• INSTRUCTIONS FOR THE TASK
Find the word "sosyal" in the data, then copy each line where it is found.

========

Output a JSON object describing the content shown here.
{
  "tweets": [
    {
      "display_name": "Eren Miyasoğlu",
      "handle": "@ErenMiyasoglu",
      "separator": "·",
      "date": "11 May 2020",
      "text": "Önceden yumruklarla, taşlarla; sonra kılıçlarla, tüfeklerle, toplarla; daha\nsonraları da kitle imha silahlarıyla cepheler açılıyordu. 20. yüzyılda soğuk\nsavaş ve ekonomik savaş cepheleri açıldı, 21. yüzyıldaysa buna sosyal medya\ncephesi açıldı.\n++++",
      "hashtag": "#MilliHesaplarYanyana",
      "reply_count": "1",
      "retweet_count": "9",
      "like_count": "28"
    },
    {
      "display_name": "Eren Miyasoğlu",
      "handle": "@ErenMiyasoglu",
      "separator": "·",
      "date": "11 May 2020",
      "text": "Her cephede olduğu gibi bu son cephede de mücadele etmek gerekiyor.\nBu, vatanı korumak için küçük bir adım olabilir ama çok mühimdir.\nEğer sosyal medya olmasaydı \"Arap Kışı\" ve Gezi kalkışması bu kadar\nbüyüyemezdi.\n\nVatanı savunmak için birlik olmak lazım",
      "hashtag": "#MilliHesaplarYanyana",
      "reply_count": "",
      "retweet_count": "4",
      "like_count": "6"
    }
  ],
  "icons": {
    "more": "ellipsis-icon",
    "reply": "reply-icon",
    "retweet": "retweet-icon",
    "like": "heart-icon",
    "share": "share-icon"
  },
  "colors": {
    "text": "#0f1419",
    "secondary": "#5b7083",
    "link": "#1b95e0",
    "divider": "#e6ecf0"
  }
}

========

• ANSWER TO THIS PROBLEM
      "text": "Önceden yumruklarla, taşlarla; sonra kılıçlarla, tüfeklerle, toplarla; daha\nsonraları da kitle imha silahlarıyla cepheler açılıyordu. 20. yüzyılda soğuk\nsavaş ve ekonomik savaş cepheleri açıldı, 21. yüzyıldaysa buna sosyal medya\ncephesi açıldı.\n++++",
      "text": "Her cephede olduğu gibi bu son cephede de mücadele etmek gerekiyor.\nBu, vatanı korumak için küçük bir adım olabilir ama çok mühimdir.\nEğer sosyal medya olmasaydı \"Arap Kışı\" ve Gezi kalkışması bu kadar\nbüyüyemezdi.\n\nVatanı savunmak için birlik olmak lazım",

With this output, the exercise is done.